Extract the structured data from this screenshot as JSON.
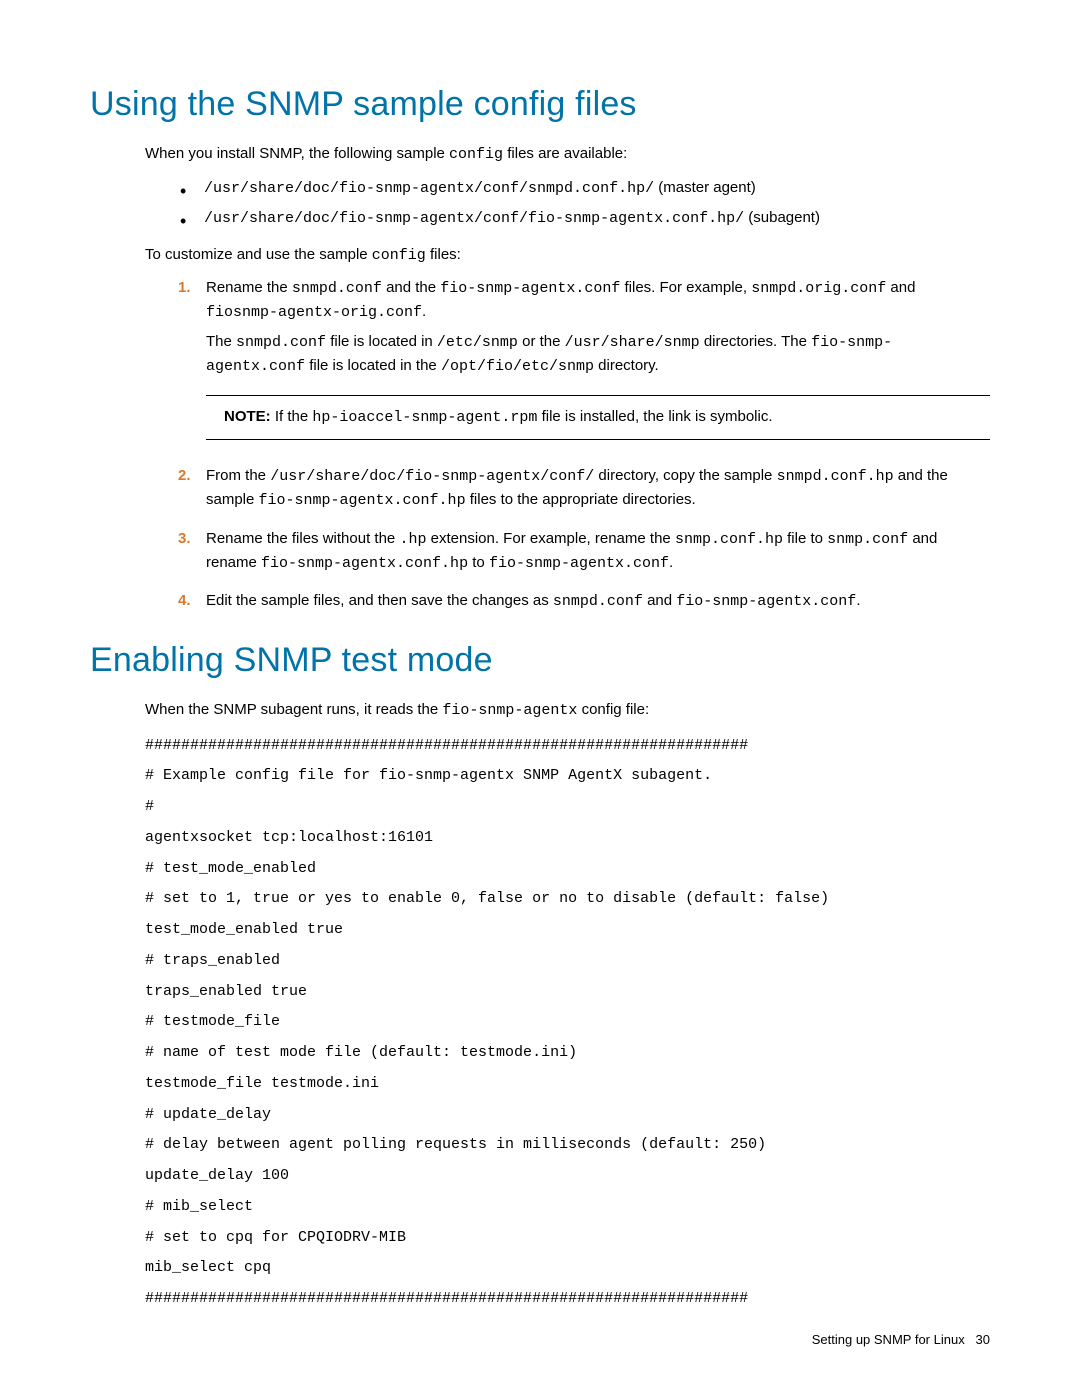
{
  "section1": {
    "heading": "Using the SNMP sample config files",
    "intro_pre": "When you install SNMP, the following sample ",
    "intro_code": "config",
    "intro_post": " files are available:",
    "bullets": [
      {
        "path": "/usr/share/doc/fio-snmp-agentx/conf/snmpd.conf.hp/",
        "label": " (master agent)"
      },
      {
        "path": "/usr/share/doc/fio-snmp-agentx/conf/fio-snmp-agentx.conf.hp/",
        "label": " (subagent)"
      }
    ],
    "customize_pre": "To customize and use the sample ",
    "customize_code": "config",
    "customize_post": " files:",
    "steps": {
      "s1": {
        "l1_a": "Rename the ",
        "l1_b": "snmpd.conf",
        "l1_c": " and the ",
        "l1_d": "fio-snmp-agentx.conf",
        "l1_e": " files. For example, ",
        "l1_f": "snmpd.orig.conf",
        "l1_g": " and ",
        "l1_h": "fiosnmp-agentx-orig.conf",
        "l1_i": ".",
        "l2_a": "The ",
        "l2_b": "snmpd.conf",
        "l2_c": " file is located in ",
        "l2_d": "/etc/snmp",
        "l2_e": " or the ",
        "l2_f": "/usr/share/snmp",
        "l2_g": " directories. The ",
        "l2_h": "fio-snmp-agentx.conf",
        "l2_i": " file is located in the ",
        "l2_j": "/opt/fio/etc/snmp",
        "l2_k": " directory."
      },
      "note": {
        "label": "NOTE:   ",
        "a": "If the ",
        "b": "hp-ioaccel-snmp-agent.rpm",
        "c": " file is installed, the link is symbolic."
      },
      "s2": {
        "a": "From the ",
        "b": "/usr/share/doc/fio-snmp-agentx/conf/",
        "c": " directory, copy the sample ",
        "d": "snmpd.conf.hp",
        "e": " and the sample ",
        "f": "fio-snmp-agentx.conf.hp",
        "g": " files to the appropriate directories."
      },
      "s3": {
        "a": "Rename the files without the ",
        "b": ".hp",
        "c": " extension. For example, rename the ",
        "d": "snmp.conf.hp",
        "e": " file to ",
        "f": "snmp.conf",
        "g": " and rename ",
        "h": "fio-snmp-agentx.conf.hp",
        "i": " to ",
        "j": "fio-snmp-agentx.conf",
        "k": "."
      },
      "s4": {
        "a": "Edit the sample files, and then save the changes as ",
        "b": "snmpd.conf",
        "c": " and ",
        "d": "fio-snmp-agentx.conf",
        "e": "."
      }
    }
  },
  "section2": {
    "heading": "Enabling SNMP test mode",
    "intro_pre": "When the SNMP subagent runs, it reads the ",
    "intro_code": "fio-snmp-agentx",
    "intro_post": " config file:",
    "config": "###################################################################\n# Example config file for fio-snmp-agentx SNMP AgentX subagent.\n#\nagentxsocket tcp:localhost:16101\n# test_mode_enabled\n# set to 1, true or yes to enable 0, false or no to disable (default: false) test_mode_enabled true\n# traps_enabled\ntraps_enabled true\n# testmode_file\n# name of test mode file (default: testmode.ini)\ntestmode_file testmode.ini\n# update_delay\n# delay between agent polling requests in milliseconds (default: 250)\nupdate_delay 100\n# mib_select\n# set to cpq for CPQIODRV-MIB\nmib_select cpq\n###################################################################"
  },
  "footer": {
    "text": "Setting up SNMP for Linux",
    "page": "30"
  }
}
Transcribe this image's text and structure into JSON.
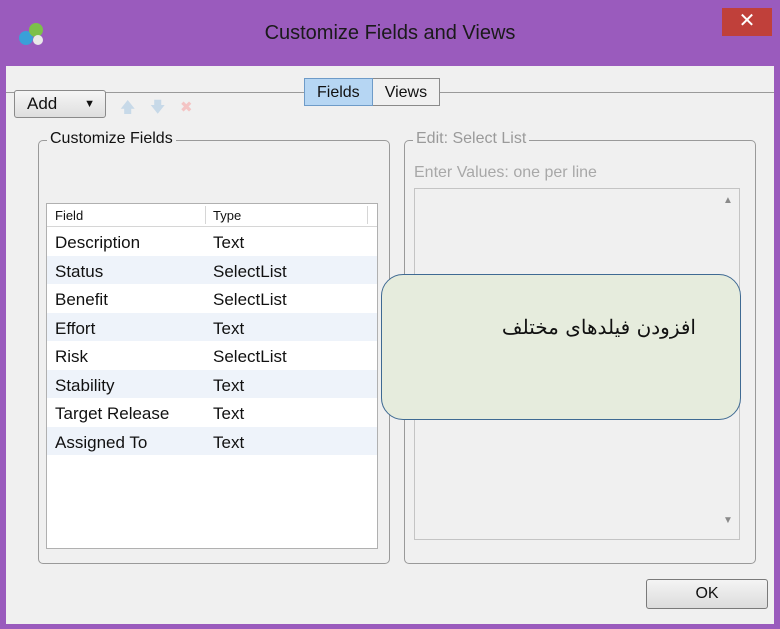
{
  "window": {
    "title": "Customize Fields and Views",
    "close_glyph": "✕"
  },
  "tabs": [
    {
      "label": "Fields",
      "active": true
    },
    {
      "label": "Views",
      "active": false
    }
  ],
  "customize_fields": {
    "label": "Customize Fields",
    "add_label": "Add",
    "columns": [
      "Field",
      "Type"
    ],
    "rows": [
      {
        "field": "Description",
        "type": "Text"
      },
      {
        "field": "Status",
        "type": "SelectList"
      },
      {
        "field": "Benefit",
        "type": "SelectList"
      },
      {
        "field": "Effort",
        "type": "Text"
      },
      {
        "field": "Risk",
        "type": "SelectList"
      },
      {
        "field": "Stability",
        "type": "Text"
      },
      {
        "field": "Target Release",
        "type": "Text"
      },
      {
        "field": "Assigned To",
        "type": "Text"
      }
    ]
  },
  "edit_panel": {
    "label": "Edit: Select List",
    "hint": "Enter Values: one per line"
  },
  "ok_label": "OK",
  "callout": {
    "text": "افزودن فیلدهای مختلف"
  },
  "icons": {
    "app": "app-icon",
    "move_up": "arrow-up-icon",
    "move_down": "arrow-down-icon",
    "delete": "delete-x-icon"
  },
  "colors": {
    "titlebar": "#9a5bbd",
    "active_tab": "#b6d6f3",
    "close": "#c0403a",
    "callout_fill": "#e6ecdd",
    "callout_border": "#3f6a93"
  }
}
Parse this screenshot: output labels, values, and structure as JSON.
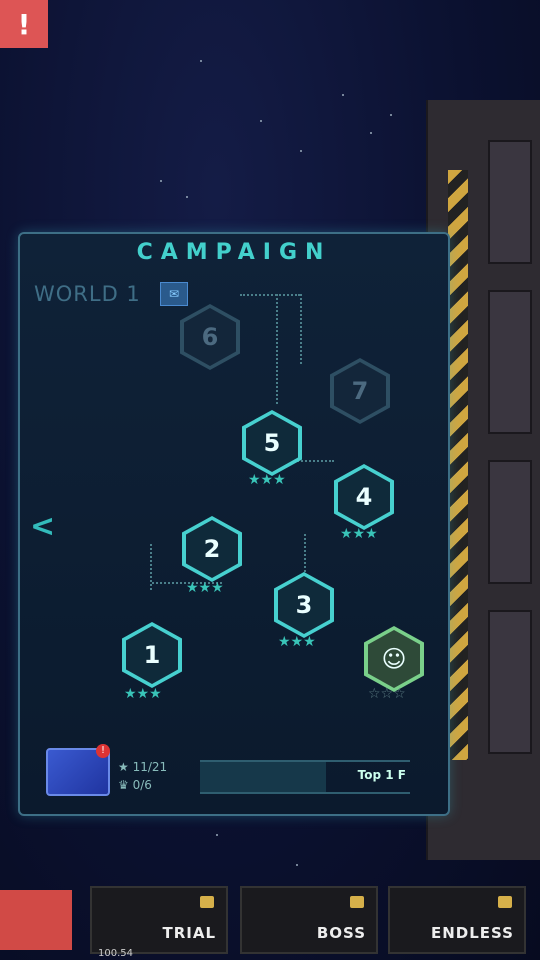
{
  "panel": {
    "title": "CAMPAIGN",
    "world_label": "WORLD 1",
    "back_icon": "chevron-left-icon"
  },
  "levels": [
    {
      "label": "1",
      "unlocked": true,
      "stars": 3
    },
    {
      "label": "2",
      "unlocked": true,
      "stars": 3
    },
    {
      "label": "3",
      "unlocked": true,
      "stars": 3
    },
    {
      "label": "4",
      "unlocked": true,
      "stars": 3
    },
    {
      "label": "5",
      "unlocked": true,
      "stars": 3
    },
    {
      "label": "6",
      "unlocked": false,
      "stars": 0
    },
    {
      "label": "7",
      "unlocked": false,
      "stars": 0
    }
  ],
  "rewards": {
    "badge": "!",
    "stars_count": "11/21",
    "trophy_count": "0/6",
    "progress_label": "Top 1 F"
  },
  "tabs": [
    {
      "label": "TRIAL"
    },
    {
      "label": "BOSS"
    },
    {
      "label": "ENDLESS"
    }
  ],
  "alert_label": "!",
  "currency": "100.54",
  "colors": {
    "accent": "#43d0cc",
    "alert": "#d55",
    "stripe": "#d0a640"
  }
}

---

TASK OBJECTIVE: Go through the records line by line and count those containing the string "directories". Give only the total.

REPLY TO THE EXERCISE: 2